- Take Notes and Keep Score
- Demonstrate that your ideas demand serious consideration
- Work toward changing the structure of the meetings
Take Notes and Keep Score
Your ideas may get shut down less often than others in the group. Focusing only on the response to your own ideas can create bias. Someone should be writing down the ideas presented and their disposition. If no one is doing that, start doing it yourself. Keeping track may help you feel like your ideas are better received than you realize (or maybe it will validate your concern). Also, documenting ideas that can be reviewed later will help you think more clearly about other proposals, etc. Also, others in your group may be more considerate if they feel like there responses are being "monitored" by your note-taking.
Demonstrate that your ideas demand serious consideration
If I were in these meetings with you, I would observe that your proposal is "shot down" like you have stated, but then I would be curious what happens next. Did you take notes to track and try to address the voiced concerns? Do you later provide research or data to refute invalid concerns? Are you a real "force to be reckoned with" or do you cower when faced with the opposition? Because someone that shoots down your ideas to look like a hot-shot in the moment during a meeting would take pause if they were worried that lack of careful consideration would haunt them.
Based on your intellect and experience, they should consider the political consequences when you revisit, and invalidate, their arguments in the next meeting based on evidence, anecdote or whatever. They should feel like arguments against your ideas should be presented with caution, not with disdain or guesswork. If you have good ideas and they are not being heard, then demand that they be heard by listening to concerns, recording them for your review and then providing evidence and data to dismantle the negativity of nay-sayers. Highlight that your ideas have value that demand consideration, discussion and attention.
In particular, if I see someone in a meeting that throws out ideas and then never revisits them or simply moves on to the next issue, I would be hard-pressed to become an advocate of anything they presented. But if someone presents an idea, listens to feedback and appropriately addresses concerns or criticisms, then I would be hard-pressed to challenge them. They should fear poorly constructed or rapidly dispensed criticism haphazardly thrown against your mental faculties and experience.
Work toward changing the structure of the meetings
Leadership meetings regarding corporate structure should deeply consider and evolve ideas from all participants tasked with that responsibility. Ideas should not be flippantly dismissed in a matter of moments. Not only is the company missing out on your good ideas, those that oppose you frequently may also have good ideas that you are probably not inclined to listen to closely or take as seriously as you should, given your emotional position on the reception of your own ideas.

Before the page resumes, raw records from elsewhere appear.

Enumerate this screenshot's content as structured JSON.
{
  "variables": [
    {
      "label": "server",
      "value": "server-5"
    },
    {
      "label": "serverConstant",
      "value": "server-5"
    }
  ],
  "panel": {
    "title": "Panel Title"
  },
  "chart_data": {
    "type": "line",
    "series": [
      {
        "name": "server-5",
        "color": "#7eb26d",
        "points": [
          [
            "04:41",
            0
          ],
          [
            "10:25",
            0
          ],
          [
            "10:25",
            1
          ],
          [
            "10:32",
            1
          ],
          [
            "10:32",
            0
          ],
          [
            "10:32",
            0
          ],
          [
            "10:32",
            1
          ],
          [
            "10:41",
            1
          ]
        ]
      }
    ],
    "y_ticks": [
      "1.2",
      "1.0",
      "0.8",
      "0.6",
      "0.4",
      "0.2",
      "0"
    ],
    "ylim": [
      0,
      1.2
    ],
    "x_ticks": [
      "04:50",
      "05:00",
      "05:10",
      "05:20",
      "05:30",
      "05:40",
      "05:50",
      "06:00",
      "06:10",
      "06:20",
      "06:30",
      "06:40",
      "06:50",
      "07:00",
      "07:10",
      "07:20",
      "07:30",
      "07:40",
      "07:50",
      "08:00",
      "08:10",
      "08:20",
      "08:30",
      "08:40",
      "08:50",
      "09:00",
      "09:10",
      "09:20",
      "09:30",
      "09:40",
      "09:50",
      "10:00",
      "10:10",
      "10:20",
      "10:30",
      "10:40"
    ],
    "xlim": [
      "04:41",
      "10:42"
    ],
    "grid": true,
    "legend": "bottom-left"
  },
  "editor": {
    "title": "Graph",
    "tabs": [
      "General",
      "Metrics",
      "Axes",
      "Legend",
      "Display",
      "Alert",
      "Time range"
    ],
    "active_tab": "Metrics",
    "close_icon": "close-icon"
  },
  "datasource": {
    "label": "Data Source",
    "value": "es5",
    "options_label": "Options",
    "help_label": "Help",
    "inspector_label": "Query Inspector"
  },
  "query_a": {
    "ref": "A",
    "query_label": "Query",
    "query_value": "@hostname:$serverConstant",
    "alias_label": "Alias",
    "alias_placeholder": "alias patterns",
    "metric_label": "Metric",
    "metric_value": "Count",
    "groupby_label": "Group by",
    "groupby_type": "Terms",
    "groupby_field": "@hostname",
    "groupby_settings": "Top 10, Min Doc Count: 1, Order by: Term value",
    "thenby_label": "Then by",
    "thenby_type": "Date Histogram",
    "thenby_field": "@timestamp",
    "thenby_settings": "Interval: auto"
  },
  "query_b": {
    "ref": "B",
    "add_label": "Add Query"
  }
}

The meetings should have structure that includes:
A) Urgent Matters
B) New insights or information on open issues/ideas from previous meeting(s)
C) Discussing new issues
D) Making decisions, if required
If you are given a problem and your ideas are shot down without further consideration, then the meeting format should include the recording of an idea that any member of the leadership team considers worthy of additional research or continued discussion to remain "open" until the group either reaches a consensus or else is forced to make a decision due to outside forces.
This kind of structure would invalidate any one individual being "shut out" by several others, while holding that individual accountable to the value of their ideas. If you feel strongly that your idea has merit, if only it were more thoroughly considered, then the meetings should be structured to support you - as well as others in your group that feel the same way about their own ideas.
Ultimately, it would be ideal if you could propose that the meeting be structured with an agenda like the one above, or another similar one, that requires an idea to be resurrected in a future meeting if any one of the members in the meeting deems it worthy or necessary. That allows the champion of the idea time to find support or better articulate the idea when others present opposing or negative positions. It removes their ability to bully ideas out of the discussion.
Hope this is helpful.